Until this year's "New York Stories," one might have thought the anthology film was dead. Yet just as that movie revived the genre cinematically, "Imagining America," which airs tonight at 9 on Channel 15 and at 10:35 on Channel 28, reinvigorates the format for TV.
A presentation of "American Playhouse," it's such a superb, offbeat collection, one hopes more will follow. Conceived and produced by John H. Williams, it offers four riffs on a common theme: America, viewed personally. Only one of the four, Ralph Bakshi's "This Ain't Bebop," is a narrative. The others include two fine documentaries: Ed Lachman's "Get Your Kicks on Route 66," a racy ode to the great American '50s highway, and Mustapha Khan's "Reflections of a Native Son," a grim, clear-eyed look at the teen-age subculture of a South Bronx housing project. The fourth, Matt Mahurin's "Tribe," is a lyric kaleidoscope of public gestures in America: a cross between impressionist documentary, music video and live-action photo-essay.
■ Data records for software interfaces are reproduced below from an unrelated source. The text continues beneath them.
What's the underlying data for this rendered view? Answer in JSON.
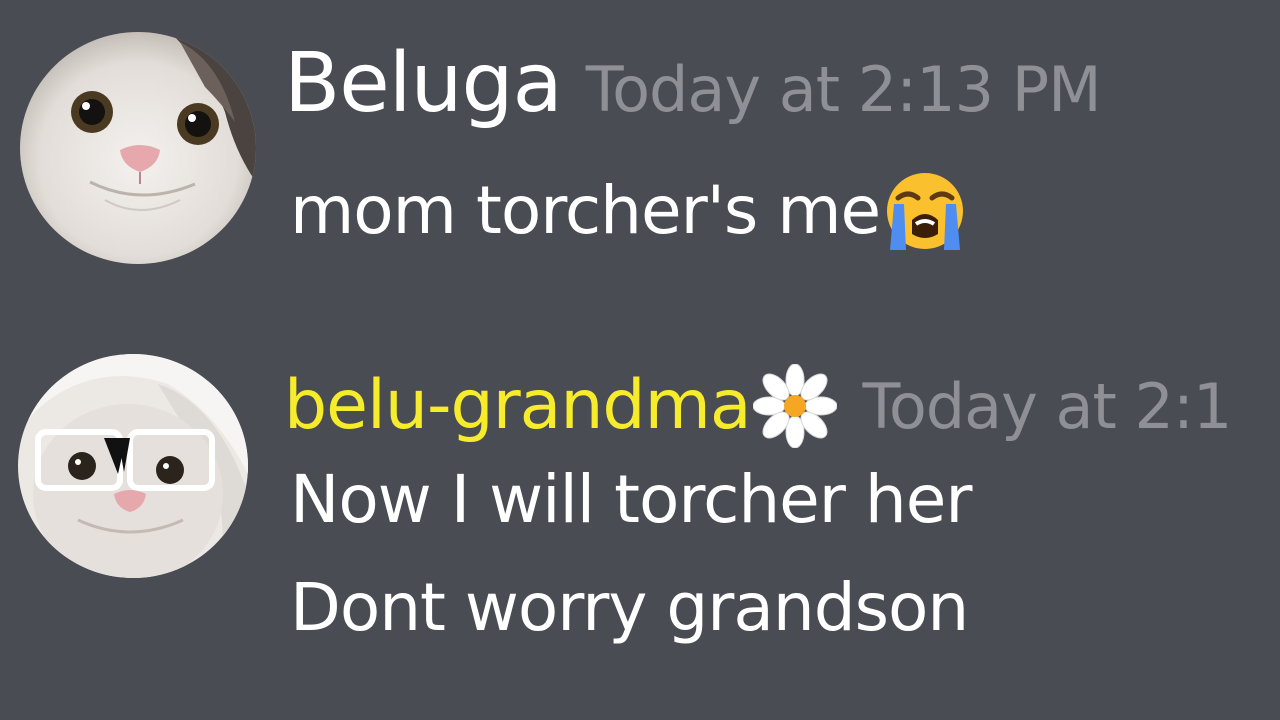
{
  "messages": [
    {
      "author": "Beluga",
      "author_color": "#ffffff",
      "timestamp": "Today at 2:13 PM",
      "avatar_icon": "beluga-cat-avatar",
      "lines": [
        "mom torcher's me"
      ],
      "trailing_emoji": "loudly-crying-face-icon"
    },
    {
      "author": "belu-grandma",
      "author_color": "#f7ec2b",
      "author_badge_icon": "daisy-flower-icon",
      "timestamp": "Today at 2:1",
      "avatar_icon": "grandma-cat-with-glasses-avatar",
      "lines": [
        "Now I will torcher her",
        "Dont worry grandson"
      ]
    }
  ],
  "colors": {
    "background": "#4a4c53",
    "timestamp": "#8e9096",
    "message_text": "#ffffff"
  }
}
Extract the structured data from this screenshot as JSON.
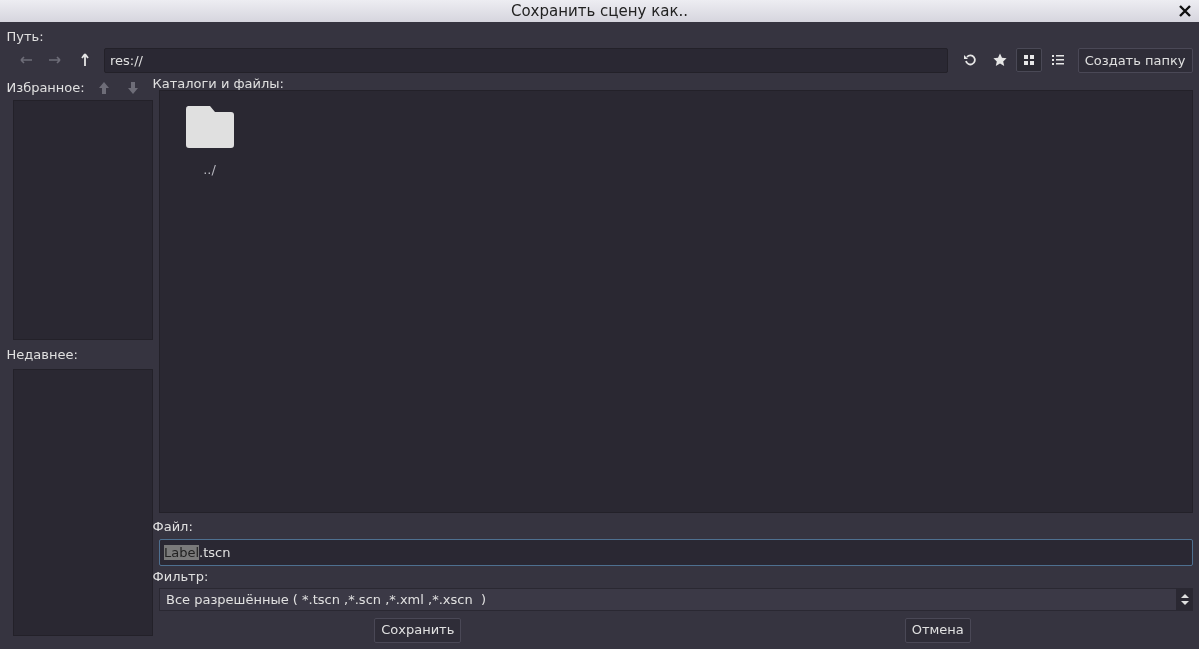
{
  "window": {
    "title": "Сохранить сцену как.."
  },
  "path": {
    "label": "Путь:",
    "value": "res://"
  },
  "nav_buttons": [
    {
      "kind": "back",
      "disabled": true
    },
    {
      "kind": "forward",
      "disabled": true
    },
    {
      "kind": "up",
      "disabled": false
    }
  ],
  "toolbar": {
    "view_modes": [
      {
        "kind": "grid",
        "selected": true
      },
      {
        "kind": "list",
        "selected": false
      }
    ],
    "create_folder": "Создать папку"
  },
  "favorites": {
    "label": "Избранное:",
    "move_buttons": [
      {
        "kind": "up",
        "disabled": true
      },
      {
        "kind": "down",
        "disabled": true
      }
    ]
  },
  "recent": {
    "label": "Недавнее:"
  },
  "files": {
    "label": "Каталоги и файлы:",
    "items": [
      {
        "name": "../",
        "kind": "folder"
      }
    ]
  },
  "file_field": {
    "label": "Файл:",
    "selected_text": "Label",
    "rest_text": ".tscn"
  },
  "filter": {
    "label": "Фильтр:",
    "value": "Все разрешённые ( *.tscn ,*.scn ,*.xml ,*.xscn  )"
  },
  "buttons": [
    "Сохранить",
    "Отмена"
  ]
}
"This Ain't Bebop" is, in a way, another nostalgia piece about the '50s. But this is nostalgia for the buried '50s: of the beat or counter-culture figures such as Jack Kerouac and Neal Cassady, James Dean and splatter-painter Jackson Pollock.
Brooklynite Bakshi follows an aging would-be hipster (Harvey Keitel) on his barren rounds through the pool halls and streets, looking for action and sex, juxtaposed with his memories of a '50s youth, and the self-destructive idols whose \o7 gestalt \f7 haunts him. Sinuous Miles Davis-style jazz threads under the action; "This Ain't Bebop" itself is an apocryphal remark attributed to Cassady as he collapses on the railroad tracks before his death.
Though Keitel's presence reminds us of Martin Scorsese's mean street ethos, Bakshi shows style and personality all his own. His first totally live-action effort suggests others should follow.
"This Ain't Bebop" is the longest of the shorts, but it doesn't dominate. The films all weave together, a quartet of variations on the theme of the American outsider: whether white, black, urban, western or on the road between. Subthemes trace their way from film to film, like the jazz and rock underscore.
"Tribe" is probably the anthology's heart: with its multi-images of Americans of all classes, races and sexes in a huge dance--staged variously to the slow movement from Beethoven's Seventh Symphony, drums and "Hang On, Sloopy." And the shorts have been embedded in a rich collage of clips from bland, celebratory documentaries from the '50s and earlier: a technique that recalls experimental gems like Michael Wallin's "Decodings."
One other note on this excellent package. Khan's and Mahurin's films are in black-and-white; so are sections of Bakshi's and Lachman's. And they all look beautiful. In this sad time of the denigration of monochrome cinematography--through the colorizing antics of Ted Turner and his shortsighted industry supporters--watching four fine film makers make such creative modern use of black-and-white is heartening indeed.